Tag Archives: Time Travel

This Week’s Flash Backissue: Iris’ Parents and Robo-Lincoln

DC is going through one of the goofier eras of Flash comics in their digital backlist. This week they’ve added Flash #210, in which Barry and Iris travel to the distant future to visit Iris’ birth parents (in the comics she discovers that she’s adopted, and was sent back in time to the 20th century as a baby). After a devastating war, Earth-West has decided the best way to rebuild is to appoint a robotic duplicate of Abraham Lincoln as President. Enemies from Earth-East send a robotic duplicate of John Wilkes Booth to assassinate him.

Wrestling is involved.

Flash #210: Robo-Lincoln vs. Robo-Booth

Barry’s Choice: Ethics of Time Travel in the Flash Season Finale

When I first watched “Fast Enough,” the Flash Season One finale, I was relieved that they weren’t jumping into Flashpoint, and that they weren’t wiping out an entire season’s worth of stories (not to mention elements of Arrow). There’s only so far you can take a reset button without removing tension or basically creating a new show.

But as the summer has gone on, the storytelling logic feels less important, and I’ve looked at the characters’ actions from an in-universe perspective (spoilers ahead):

Continue reading

Annotations: Flash #284, “Run, Flash…Run for Your Life!”

Welcome to the final installment in our 15-part series of annotations on “The Death Of Iris Allen”!  Halved by our two-part interview with author Cary Bates, previous issues can be found here!  Links to artwork and research are included throughout this post.

UP TO SPEED:  Trapped aboard a runaway time-machine with the murderous Professor Zoom, Flash has chosen to take on the flow of time himself in a desperate attempt to avoid certain doom…

Continue reading

Review: The Flash #8 – “Reverse-Flash: Rebirth”

Comic-book futures are constantly changing.

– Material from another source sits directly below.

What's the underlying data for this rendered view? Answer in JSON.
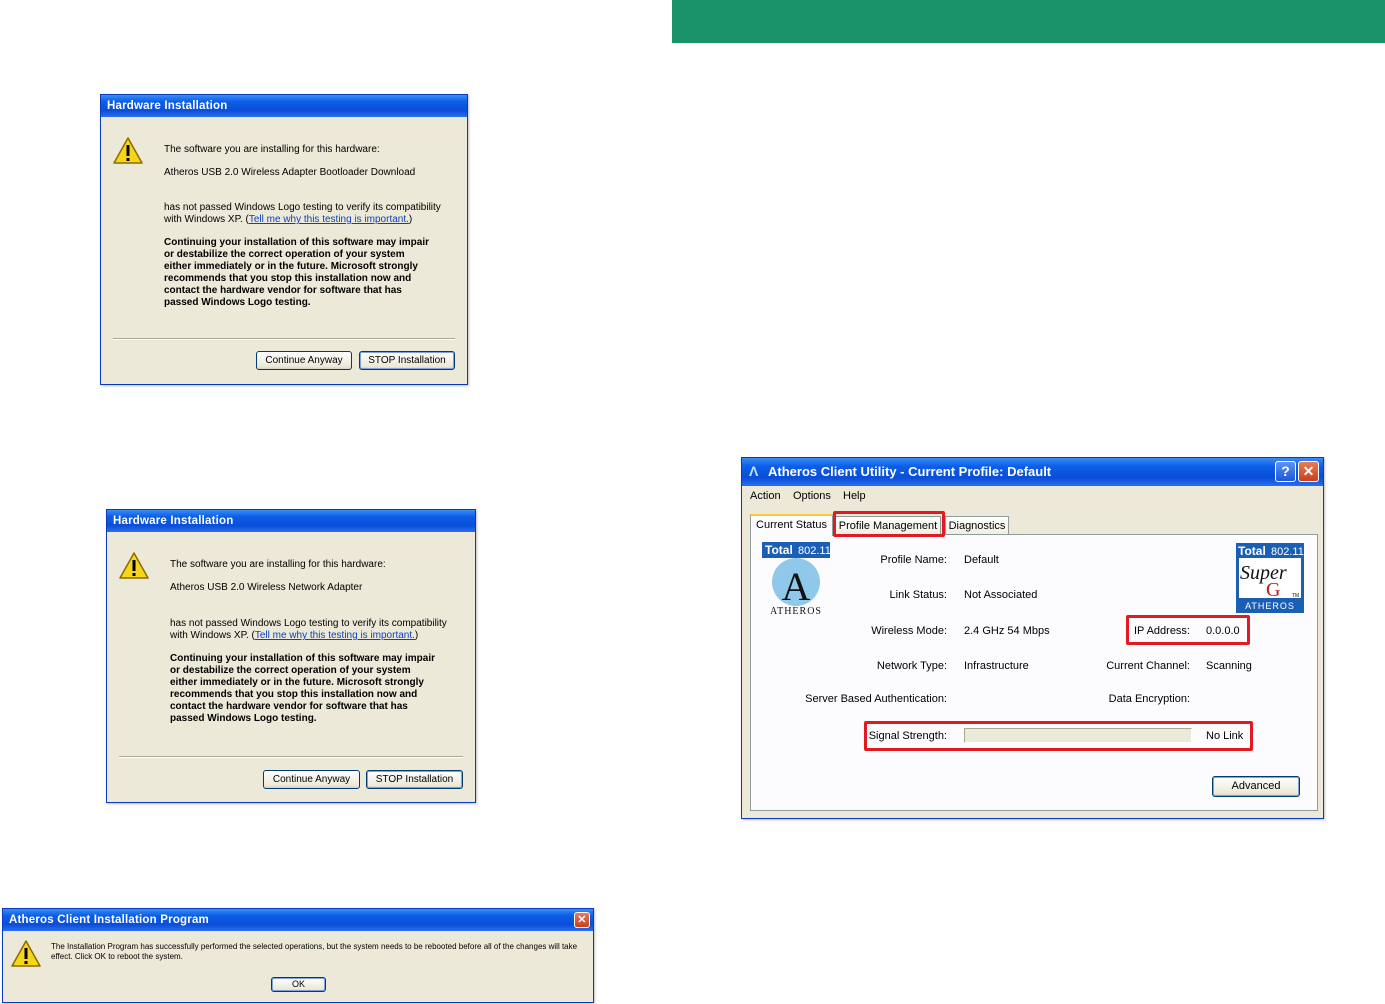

We’ve seen four* major versions of the Legion of Super-Heroes, many different “true” versions of the near future, and a half-dozen variations on the eras that brought us villains like Abra Kadabra and the Reverse-Flash. Given the latter’s newfound obsession with changing history in Flash: Rebirth, it seems highly appropriate that his origin tale rewrites itself repeatedly over the course of the issue. It’s fascinating to watch the twists and turns as his life starts down one path, then stops, backs up, and takes another.

Continue reading

Mark Waid’s Unwritten Kid Flash Time Travel Story

CBR has the transcript from Saturday’s 50 Questions in 50 Minutes With Mark Waid at Long Beach Comic Con. Among those questions was someone asking about a story the writer has hinted at for a long time: something disastrous happened the first time Wally West tried to travel through time as Kid Flash, something traumatic enough that it made him extremely reluctant to use the ability at all.

Waid decided to answer the question.

Possible spoilers in the event that he ever writes the full story.

Continue reading

Help Wanted: Golden-Age Flash Collectors!

The Grand Comics Database needs better scans of the original Flash Comics. In particular, the following two covers are marked as needing replacement:

That said, there are quite a few others that are either low-quality scans or scans of badly deteriorated comics. If you have any copies of Flash Comics or All-Flash in decent condition, I’m sure they’d appreciate it if you’d help them out by improving their cover database!

Most of my own Golden Age collection is coverless, or in poor enough condition that it wouldn’t be worth contributing, though I was able to submit a few of the later All-Flash covers.

I actually have a copy of that Flash Comics Miniature Edition, and considered sending a scan, until I pulled it out of the box and saw what condition it was in:

As you can see, it’s in worse shape than the one they’ve got! This isn’t terribly surprising. One of the previous owners of this copy wrote a note on the back of the board:

Wheaties giveaway, 1946. All known copies were taped to Wheaties boxes and are never found in mint condition.

Yeah, that might cause a problem…

It makes me wonder what the print run was on books like this. How many copies were taped to cereal boxes and shipped to markets nationwide? How many were removed carefully, and how many were summarily ripped from the packaging? How many were treasured, and how many discarded?

Oh, yeah, you’re probably wondering: Who’s that pointy-headed guy on the cover? That’s Dmane, a one-shot villain (as so many of them were those days) billed as “The Criminal From Tomorrow,” who used futuristic technology to perform miraculous feats in the present day. (Sound familiar?) It’s also an early case in which Jay Garrick travels through time under his own power with perfect accuracy.